::: ENTRIES SUPPLIED :::
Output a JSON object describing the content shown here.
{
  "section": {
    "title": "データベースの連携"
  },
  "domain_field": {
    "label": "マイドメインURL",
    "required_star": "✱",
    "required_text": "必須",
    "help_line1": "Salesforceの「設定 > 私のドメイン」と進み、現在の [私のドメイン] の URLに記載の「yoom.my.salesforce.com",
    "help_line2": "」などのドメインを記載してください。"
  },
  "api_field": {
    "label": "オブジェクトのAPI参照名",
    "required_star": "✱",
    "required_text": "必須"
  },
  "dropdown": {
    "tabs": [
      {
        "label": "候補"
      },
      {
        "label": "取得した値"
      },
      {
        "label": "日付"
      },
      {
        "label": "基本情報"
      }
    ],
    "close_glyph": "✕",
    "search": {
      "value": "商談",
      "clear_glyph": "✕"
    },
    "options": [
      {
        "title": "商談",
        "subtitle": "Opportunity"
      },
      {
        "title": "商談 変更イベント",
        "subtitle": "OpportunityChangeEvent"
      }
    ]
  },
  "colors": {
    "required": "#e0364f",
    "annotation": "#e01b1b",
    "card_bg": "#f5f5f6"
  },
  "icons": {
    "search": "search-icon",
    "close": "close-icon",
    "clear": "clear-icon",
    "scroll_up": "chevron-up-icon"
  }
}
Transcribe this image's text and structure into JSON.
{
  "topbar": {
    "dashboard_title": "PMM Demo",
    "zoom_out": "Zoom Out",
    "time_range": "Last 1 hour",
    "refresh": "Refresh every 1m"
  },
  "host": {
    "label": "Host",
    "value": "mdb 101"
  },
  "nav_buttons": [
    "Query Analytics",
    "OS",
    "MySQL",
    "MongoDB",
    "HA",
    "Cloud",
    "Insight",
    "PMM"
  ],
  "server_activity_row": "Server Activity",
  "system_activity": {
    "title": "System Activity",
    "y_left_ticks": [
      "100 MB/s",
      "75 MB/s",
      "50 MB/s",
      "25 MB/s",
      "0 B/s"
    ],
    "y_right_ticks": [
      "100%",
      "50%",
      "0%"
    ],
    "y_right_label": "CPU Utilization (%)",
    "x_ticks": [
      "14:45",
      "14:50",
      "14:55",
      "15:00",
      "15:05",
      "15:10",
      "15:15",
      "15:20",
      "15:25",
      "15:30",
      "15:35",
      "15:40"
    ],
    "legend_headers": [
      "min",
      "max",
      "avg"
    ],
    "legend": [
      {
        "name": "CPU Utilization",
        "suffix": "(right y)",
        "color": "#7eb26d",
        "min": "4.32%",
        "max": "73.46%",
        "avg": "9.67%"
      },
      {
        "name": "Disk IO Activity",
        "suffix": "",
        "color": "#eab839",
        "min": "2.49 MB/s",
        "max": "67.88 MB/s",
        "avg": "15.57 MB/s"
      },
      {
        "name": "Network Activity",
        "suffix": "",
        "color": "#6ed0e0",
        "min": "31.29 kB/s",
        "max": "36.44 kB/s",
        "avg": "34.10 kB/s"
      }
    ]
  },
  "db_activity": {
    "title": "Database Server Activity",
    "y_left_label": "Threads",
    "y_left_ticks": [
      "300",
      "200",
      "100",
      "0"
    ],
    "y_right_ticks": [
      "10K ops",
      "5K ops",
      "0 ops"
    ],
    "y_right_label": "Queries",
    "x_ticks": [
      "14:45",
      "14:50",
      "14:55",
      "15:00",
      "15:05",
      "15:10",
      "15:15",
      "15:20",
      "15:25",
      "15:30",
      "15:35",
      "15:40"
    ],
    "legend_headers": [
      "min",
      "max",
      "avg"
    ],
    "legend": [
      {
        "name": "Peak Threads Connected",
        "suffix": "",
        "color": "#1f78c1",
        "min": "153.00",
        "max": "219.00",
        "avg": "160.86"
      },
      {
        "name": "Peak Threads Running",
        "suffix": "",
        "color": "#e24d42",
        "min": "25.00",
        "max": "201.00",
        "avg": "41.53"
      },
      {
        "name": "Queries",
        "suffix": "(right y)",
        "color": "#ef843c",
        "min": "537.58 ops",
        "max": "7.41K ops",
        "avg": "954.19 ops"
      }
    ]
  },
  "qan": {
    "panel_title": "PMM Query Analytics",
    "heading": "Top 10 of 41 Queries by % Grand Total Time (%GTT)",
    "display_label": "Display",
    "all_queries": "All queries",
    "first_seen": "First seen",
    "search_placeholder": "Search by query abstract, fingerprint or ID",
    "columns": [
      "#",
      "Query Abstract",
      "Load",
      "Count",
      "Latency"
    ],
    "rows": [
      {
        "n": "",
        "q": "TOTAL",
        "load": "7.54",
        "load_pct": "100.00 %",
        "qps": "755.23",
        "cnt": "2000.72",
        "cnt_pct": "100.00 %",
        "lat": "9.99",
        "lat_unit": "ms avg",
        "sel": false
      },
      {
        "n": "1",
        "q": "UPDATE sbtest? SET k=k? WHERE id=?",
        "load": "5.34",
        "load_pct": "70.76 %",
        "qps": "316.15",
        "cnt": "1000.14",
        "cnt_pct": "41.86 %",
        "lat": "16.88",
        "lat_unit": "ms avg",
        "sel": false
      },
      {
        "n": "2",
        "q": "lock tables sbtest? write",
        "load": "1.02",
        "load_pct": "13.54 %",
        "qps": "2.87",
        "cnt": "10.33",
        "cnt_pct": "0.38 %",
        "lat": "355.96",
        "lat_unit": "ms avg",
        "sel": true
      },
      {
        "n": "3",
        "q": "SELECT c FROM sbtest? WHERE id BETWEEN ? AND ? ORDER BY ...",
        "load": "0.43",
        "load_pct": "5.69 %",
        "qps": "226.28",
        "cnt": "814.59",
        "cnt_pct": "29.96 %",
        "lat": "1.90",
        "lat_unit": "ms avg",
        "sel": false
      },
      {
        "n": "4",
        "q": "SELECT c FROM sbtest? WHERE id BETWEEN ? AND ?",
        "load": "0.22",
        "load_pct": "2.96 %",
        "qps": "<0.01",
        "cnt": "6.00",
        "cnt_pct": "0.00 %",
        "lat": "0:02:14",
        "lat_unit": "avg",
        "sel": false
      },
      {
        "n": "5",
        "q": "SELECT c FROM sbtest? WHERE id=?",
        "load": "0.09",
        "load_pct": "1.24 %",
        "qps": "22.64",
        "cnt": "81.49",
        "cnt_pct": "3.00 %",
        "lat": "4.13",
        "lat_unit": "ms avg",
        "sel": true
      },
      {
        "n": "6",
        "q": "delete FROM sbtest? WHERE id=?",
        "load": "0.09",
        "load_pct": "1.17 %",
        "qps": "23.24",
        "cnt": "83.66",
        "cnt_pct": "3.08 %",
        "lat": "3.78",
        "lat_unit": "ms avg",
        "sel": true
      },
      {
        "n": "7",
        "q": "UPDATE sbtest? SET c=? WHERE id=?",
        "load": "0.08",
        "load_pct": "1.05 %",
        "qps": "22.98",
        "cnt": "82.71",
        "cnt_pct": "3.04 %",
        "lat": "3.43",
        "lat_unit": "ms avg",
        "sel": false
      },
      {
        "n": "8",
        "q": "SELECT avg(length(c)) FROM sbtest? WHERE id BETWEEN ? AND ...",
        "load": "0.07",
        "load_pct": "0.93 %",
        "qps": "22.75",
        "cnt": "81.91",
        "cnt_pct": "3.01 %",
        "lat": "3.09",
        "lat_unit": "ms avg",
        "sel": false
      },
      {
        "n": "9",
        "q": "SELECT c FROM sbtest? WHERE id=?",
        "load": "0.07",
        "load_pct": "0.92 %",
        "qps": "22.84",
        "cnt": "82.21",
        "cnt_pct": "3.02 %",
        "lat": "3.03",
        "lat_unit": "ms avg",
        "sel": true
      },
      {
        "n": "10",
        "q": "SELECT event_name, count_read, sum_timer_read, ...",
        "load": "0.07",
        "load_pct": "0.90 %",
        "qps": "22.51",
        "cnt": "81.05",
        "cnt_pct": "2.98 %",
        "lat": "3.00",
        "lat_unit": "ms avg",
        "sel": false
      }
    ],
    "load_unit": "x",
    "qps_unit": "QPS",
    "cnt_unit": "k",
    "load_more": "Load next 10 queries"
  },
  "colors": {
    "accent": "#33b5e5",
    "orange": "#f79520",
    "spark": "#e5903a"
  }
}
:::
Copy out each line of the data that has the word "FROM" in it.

* ANSWER TO THE PROBLEM *
        "q": "SELECT c FROM sbtest? WHERE id BETWEEN ? AND ? ORDER BY ...",
        "q": "SELECT c FROM sbtest? WHERE id BETWEEN ? AND ?",
        "q": "SELECT c FROM sbtest? WHERE id=?",
        "q": "delete FROM sbtest? WHERE id=?",
        "q": "SELECT avg(length(c)) FROM sbtest? WHERE id BETWEEN ? AND ...",
        "q": "SELECT c FROM sbtest? WHERE id=?",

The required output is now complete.